Work to complete:
Show each line of the records in which the word "Kuliah" occurs.

━━━ Dataset records

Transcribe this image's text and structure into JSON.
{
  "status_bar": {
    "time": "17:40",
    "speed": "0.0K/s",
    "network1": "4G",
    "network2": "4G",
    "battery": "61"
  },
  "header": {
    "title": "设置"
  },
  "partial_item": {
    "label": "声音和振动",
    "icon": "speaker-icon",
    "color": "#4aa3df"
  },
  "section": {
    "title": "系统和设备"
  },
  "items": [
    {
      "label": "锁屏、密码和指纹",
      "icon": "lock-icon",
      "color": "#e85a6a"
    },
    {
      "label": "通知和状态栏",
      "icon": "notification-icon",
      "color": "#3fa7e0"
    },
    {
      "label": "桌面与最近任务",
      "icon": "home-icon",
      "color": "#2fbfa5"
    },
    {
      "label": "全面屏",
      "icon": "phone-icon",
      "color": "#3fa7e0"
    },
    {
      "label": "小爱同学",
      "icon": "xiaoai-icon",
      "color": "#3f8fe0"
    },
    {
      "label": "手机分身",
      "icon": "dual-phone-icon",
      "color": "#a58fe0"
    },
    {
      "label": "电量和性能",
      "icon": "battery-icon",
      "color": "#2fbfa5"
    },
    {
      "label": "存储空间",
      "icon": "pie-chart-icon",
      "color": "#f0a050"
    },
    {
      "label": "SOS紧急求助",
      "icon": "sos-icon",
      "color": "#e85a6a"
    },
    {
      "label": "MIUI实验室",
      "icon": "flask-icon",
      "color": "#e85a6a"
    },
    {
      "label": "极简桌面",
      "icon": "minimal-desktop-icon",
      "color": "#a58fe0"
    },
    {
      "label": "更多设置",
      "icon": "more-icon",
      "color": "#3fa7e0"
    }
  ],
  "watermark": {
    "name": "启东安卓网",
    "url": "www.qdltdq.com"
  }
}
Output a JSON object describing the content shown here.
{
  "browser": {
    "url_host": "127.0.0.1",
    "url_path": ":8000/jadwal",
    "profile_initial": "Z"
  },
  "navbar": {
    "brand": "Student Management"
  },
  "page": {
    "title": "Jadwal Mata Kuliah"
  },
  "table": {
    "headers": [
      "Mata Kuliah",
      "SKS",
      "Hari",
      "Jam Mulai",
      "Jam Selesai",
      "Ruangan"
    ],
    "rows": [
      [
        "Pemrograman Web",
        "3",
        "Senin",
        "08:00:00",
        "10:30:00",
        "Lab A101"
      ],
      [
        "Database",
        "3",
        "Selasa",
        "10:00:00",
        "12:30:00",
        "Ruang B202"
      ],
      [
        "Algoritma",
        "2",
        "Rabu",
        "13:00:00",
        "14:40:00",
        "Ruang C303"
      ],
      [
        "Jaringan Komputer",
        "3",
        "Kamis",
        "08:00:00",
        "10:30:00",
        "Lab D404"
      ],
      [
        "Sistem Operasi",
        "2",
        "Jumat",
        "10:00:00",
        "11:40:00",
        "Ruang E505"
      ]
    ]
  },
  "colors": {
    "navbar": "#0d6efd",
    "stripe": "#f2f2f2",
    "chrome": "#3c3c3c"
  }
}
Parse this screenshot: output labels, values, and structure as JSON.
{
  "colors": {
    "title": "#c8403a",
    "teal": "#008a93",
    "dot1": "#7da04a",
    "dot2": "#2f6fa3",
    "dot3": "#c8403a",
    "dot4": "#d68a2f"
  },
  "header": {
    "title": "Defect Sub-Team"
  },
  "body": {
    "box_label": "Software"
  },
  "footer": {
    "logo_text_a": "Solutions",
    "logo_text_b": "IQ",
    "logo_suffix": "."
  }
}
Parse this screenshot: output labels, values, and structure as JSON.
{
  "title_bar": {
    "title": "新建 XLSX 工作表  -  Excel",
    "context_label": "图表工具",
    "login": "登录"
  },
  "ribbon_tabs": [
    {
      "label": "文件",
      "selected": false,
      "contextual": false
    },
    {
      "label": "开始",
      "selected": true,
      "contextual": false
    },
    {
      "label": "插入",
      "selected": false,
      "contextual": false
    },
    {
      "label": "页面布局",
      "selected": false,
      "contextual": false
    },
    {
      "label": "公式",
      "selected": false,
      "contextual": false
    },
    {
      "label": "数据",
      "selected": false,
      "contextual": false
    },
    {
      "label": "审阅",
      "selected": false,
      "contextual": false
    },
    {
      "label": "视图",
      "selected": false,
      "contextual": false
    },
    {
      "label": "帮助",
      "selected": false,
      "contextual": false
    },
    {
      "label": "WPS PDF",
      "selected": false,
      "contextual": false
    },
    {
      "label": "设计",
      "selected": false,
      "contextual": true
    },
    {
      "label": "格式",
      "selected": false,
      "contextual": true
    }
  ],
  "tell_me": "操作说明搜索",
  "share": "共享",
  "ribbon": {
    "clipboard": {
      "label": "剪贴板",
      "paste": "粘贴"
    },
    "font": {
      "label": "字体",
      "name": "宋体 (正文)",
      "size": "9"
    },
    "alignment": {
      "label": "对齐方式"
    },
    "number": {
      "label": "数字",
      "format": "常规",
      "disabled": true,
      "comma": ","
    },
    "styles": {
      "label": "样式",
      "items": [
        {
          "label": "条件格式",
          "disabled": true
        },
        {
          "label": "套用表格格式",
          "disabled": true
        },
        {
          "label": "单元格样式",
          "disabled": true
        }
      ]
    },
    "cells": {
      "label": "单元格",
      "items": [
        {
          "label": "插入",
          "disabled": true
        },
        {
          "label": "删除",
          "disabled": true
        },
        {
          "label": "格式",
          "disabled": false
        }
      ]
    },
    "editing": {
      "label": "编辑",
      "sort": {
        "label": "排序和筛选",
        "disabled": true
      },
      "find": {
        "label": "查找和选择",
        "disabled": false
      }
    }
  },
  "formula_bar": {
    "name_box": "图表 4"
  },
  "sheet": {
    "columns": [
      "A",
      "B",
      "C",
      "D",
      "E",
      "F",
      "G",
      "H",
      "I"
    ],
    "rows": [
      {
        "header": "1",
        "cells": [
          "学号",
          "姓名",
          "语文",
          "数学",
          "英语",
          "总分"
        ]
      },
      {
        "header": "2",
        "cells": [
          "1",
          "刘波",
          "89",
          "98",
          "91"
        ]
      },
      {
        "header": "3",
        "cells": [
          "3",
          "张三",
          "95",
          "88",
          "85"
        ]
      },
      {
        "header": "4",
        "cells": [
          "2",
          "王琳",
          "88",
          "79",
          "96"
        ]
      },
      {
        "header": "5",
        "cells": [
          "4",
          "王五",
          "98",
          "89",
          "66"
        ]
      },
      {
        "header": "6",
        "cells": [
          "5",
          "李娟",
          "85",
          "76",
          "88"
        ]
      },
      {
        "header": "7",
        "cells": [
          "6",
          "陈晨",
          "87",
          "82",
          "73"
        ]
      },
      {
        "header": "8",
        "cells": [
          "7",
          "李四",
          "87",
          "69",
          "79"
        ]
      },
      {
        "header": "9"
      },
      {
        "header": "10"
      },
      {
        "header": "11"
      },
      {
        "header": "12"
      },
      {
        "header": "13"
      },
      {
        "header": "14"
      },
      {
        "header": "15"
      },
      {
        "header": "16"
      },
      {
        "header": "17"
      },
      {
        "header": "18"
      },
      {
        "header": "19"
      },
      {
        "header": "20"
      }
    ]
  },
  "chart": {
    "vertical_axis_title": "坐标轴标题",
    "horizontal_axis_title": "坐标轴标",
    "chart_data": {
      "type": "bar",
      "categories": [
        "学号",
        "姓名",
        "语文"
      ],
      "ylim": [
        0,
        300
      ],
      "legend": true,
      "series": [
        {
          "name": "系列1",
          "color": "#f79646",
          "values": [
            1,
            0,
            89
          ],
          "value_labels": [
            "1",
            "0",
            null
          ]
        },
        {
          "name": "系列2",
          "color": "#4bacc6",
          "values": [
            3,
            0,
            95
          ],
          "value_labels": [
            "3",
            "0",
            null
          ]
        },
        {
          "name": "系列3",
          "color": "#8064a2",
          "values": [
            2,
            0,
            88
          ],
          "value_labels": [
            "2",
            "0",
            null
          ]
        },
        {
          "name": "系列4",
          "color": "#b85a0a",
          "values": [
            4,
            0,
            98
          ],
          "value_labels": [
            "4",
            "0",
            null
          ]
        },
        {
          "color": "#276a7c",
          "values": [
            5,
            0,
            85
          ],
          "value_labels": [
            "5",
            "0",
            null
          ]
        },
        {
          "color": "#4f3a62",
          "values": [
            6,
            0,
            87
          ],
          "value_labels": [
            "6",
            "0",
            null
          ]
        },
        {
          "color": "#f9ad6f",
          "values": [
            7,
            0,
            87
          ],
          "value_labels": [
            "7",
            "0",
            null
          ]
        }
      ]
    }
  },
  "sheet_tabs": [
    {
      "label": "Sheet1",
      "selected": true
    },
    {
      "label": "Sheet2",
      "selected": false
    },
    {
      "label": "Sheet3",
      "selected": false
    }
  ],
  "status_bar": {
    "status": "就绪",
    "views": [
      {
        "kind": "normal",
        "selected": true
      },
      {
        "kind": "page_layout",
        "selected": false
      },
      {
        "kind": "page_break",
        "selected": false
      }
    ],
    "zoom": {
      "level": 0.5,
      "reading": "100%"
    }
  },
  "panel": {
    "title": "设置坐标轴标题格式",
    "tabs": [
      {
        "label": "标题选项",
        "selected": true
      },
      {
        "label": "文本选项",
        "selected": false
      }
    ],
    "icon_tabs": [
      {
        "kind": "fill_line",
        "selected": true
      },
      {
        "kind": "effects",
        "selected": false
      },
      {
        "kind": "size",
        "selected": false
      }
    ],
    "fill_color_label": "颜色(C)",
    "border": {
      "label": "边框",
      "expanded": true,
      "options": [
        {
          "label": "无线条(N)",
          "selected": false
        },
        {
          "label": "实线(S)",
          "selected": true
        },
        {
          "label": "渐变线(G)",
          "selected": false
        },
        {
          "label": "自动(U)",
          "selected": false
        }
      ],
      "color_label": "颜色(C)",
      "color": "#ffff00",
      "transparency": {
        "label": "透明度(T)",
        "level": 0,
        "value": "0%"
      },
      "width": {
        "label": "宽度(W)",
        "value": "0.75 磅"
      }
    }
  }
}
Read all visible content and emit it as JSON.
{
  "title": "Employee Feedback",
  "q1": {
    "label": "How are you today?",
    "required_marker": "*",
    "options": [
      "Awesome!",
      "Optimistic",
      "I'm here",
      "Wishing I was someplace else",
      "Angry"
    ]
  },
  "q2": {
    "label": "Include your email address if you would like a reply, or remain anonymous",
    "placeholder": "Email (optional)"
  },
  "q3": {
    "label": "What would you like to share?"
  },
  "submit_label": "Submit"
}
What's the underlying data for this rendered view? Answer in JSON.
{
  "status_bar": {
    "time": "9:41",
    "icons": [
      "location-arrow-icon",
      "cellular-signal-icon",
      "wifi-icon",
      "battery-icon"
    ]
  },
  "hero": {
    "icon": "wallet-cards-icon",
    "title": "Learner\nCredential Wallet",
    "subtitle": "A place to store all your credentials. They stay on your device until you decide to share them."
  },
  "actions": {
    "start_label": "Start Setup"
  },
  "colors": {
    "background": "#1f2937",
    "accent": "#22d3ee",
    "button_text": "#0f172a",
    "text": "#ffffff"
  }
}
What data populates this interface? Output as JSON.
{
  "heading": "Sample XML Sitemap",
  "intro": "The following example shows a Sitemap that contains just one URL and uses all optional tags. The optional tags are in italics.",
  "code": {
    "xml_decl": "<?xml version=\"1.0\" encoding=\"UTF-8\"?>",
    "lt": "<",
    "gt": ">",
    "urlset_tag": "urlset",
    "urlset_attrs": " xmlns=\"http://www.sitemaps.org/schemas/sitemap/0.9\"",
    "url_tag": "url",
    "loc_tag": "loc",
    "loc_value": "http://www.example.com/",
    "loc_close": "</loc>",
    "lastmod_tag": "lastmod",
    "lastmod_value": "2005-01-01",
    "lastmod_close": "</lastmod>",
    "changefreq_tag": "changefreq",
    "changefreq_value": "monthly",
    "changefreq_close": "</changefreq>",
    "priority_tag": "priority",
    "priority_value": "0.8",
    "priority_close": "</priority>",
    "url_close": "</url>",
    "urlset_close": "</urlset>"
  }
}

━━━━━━

Task response:
    "title": "Jadwal Mata Kuliah"
      "Mata Kuliah",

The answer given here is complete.